The Photographic History of The Civil War: in ten volumes, Thousands of Scenes Photographed 1861-65, with Text by many Special Authorities, Volume 10: The Armies and the Leaders. (ed. Francis Trevelyan Miller), General officers of the Confederate Army: a full roster compiled from the official records (search)

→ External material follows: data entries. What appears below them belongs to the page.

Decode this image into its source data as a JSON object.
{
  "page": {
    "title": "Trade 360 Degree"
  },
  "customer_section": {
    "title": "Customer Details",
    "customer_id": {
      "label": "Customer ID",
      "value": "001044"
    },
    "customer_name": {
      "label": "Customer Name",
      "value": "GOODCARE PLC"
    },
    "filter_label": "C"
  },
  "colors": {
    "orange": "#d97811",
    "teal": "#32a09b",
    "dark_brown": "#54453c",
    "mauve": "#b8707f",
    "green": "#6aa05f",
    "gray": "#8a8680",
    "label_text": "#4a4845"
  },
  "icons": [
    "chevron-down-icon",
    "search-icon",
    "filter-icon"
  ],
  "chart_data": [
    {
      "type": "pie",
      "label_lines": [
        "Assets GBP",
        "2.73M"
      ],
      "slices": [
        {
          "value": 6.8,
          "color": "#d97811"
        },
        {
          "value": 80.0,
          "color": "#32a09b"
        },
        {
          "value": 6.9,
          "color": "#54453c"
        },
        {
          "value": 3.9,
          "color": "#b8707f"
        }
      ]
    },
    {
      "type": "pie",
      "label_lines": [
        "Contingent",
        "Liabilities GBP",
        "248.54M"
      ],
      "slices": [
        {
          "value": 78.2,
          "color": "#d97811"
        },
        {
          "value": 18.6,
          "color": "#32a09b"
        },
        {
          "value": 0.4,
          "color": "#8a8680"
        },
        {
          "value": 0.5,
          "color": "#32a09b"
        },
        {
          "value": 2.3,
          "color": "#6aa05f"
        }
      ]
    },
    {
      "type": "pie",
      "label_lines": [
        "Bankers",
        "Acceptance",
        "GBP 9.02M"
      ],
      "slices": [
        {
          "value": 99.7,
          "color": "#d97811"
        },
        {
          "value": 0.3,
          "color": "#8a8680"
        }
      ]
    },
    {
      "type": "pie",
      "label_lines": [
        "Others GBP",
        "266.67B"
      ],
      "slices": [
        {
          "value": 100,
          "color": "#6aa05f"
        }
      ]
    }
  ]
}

ch, L. O. B., Nov. 16, 1861. Brandon, Wm. L., June 18, 1864. Bratton, John, May 6, 1864. Brevard, T. W., Mar. 22, 1865. Bryan, Goode, Aug. 29, 1863. Cabell, Wm. A., Jan. 20, 1863. Campbell, A. W., Mar. 1, 1865. Cantey, James, Jan. 8, 1863. Capers, Ellison, Mar. 1, 1865. Carroll, Wm. H., Oct. 26, 1861. Chalmers, J. R., Feb. 13, 1862. Chestnut, J., Jr. , April 23, 1864. Clark, Charles, May 22, 1861. Clark, John B., Mar. 8, 1864. Clanton, J. H., Nov. 16, 1863. Clingman, T. L., May 17, 1862. Cobb, T. R. R., Nov. 1, 1862. Cockrell, F. M., July 18, 1863. Cocke, P. St. G., Oct. 2l, 1861. Colston, R. E., Dec. 24, 1861. Cook, Philip, Aug. 5, 1864. Cooke, John R., Nov. 1, 1862. Cooper, D. H., May 2, 1863. Colquitt, A. H., Sept. 1, 1862. Corse, M. D., Nov. 1, 1862. Cosby, Geo. B., Jan. 20, 1863. Cumming, Alfred, Oct. 29, 1862. Daniel, Junius, Sept. 1, 1862. Davidson, H. B., Aug. 18, 1863. Davis, Wm. G. M., Nov. 4, 1862. Davis, J. R., Sept. 15, 1862. Deas, Z. C., Dec
1 2 3 4